*About this task*.
If a line in the listing below contains "chrome", return that line.

*Material for this exercise*.
########################################
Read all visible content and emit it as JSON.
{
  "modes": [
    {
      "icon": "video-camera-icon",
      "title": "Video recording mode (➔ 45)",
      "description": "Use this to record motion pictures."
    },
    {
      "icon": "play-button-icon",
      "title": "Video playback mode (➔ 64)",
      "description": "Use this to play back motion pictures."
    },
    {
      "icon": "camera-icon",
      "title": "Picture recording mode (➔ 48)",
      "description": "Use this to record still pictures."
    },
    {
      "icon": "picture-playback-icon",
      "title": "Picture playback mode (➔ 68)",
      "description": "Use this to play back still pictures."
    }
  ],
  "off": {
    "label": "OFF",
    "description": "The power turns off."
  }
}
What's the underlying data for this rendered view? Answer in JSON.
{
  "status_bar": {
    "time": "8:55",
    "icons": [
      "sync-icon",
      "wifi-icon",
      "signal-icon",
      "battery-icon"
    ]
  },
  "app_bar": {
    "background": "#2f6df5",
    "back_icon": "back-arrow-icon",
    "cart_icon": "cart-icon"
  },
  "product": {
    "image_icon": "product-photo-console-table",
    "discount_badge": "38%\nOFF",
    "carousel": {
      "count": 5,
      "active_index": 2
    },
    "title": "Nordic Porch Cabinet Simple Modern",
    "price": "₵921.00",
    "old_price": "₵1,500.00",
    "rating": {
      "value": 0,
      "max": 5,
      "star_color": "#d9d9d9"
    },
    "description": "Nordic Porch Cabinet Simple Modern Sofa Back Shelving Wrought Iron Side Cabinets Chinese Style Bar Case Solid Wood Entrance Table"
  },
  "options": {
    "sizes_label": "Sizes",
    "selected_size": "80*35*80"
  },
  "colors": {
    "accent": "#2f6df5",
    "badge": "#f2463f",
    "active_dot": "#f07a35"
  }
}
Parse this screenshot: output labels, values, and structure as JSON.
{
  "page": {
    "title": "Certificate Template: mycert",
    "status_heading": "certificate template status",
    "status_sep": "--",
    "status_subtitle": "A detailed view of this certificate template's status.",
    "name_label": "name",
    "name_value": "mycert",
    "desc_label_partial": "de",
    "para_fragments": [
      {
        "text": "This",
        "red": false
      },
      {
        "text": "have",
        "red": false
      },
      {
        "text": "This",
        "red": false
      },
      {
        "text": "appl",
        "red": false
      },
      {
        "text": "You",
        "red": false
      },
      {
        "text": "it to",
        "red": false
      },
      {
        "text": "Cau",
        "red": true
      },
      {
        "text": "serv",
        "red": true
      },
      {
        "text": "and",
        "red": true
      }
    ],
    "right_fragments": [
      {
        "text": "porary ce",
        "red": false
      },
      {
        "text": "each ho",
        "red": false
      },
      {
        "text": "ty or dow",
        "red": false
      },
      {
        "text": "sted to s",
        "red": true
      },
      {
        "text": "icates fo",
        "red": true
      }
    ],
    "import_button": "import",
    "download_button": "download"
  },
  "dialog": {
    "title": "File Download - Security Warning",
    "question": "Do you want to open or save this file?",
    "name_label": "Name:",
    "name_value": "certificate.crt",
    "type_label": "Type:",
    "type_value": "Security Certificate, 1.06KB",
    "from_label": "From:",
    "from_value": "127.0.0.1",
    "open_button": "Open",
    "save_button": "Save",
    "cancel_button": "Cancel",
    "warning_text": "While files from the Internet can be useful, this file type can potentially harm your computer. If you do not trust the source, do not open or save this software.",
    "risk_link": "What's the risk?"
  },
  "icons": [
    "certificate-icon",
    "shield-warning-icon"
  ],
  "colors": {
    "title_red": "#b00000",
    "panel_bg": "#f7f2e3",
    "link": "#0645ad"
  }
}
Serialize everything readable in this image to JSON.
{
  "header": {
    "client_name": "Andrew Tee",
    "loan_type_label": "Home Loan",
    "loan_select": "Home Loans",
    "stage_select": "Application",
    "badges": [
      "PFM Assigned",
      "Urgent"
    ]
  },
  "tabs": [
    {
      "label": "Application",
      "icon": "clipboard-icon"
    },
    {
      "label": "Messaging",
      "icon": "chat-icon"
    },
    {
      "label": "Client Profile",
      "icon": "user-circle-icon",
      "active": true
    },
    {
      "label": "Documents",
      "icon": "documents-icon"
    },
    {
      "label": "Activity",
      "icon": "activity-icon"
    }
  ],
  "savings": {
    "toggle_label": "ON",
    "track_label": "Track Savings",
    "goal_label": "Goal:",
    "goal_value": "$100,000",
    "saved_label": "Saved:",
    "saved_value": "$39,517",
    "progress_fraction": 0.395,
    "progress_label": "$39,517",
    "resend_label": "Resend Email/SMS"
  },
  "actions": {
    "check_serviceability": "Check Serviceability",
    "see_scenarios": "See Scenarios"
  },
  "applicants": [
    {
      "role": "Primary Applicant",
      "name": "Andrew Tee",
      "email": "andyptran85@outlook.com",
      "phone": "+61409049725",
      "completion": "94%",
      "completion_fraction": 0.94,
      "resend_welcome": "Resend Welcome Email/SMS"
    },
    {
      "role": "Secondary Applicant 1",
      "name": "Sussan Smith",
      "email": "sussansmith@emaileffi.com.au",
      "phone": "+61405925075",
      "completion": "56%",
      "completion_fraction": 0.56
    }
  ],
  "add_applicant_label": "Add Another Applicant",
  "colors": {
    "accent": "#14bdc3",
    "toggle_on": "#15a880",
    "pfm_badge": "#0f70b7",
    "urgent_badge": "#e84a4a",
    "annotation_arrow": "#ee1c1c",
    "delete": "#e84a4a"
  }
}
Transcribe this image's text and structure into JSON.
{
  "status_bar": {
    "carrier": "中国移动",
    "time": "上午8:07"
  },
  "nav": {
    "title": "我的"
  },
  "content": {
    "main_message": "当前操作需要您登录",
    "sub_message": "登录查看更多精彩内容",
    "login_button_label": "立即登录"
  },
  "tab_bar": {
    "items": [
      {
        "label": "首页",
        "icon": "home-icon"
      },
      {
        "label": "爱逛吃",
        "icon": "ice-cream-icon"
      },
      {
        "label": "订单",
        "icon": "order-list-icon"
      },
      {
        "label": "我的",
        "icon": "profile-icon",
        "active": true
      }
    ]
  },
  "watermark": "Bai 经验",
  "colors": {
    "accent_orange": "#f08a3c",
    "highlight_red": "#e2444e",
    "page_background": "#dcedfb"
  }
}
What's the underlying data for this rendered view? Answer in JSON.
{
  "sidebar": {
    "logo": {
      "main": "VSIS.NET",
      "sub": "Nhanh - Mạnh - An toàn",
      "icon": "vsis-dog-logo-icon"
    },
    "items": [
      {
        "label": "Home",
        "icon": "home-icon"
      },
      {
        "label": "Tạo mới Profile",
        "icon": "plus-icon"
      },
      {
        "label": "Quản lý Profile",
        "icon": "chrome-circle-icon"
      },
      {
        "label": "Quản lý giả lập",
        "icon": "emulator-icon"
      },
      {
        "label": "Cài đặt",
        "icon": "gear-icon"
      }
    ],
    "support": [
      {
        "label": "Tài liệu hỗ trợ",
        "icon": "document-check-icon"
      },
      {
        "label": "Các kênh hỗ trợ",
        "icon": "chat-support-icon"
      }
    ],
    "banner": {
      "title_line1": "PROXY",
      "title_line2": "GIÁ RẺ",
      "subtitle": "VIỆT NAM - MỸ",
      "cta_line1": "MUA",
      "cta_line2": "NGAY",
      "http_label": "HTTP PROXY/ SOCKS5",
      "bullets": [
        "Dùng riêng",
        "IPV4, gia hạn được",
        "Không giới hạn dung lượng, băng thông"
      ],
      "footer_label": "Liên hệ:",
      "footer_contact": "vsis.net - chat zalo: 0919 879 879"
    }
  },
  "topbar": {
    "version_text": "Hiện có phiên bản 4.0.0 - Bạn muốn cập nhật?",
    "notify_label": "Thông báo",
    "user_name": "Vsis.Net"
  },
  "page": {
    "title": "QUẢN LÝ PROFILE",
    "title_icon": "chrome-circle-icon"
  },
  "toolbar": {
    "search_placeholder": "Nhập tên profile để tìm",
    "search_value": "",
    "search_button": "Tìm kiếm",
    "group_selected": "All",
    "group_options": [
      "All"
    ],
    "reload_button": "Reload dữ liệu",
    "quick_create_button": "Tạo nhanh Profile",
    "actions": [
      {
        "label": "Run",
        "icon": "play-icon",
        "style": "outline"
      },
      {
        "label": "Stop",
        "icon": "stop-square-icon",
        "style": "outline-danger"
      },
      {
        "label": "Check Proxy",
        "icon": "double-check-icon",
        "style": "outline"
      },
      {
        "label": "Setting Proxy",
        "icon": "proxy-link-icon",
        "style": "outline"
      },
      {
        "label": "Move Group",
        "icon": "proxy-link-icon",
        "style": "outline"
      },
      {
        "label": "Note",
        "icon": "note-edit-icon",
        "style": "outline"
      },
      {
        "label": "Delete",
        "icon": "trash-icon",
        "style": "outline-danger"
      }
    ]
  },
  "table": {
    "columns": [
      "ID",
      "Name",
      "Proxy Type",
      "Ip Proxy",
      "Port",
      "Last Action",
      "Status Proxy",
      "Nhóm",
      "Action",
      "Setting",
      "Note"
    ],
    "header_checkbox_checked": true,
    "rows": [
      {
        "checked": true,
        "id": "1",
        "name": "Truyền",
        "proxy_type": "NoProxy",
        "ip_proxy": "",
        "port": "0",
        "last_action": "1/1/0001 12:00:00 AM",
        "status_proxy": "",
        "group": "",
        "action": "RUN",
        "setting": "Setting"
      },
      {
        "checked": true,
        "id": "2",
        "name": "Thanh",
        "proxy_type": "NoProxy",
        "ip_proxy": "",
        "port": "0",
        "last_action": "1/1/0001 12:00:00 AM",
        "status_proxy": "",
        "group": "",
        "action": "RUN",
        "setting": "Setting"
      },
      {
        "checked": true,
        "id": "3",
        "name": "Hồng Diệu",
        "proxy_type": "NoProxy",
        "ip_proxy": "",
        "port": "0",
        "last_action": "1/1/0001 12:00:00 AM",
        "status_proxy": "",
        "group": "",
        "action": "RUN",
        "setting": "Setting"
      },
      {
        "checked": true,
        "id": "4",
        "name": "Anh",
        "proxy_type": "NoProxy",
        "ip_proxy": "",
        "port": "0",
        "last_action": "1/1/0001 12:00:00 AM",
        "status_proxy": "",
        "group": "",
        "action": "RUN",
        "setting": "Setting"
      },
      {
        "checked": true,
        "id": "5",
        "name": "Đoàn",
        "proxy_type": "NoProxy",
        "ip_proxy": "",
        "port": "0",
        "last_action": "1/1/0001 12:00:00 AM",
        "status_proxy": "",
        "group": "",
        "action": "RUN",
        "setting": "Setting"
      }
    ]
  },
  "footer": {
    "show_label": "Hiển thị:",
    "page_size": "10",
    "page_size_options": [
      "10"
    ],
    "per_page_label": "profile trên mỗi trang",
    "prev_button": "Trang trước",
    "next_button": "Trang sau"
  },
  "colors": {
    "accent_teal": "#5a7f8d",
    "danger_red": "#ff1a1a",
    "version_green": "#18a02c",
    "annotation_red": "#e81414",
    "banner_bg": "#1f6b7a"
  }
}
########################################
*Problem solution*.
        "icon": "chrome-circle-icon"
    "title_icon": "chrome-circle-icon"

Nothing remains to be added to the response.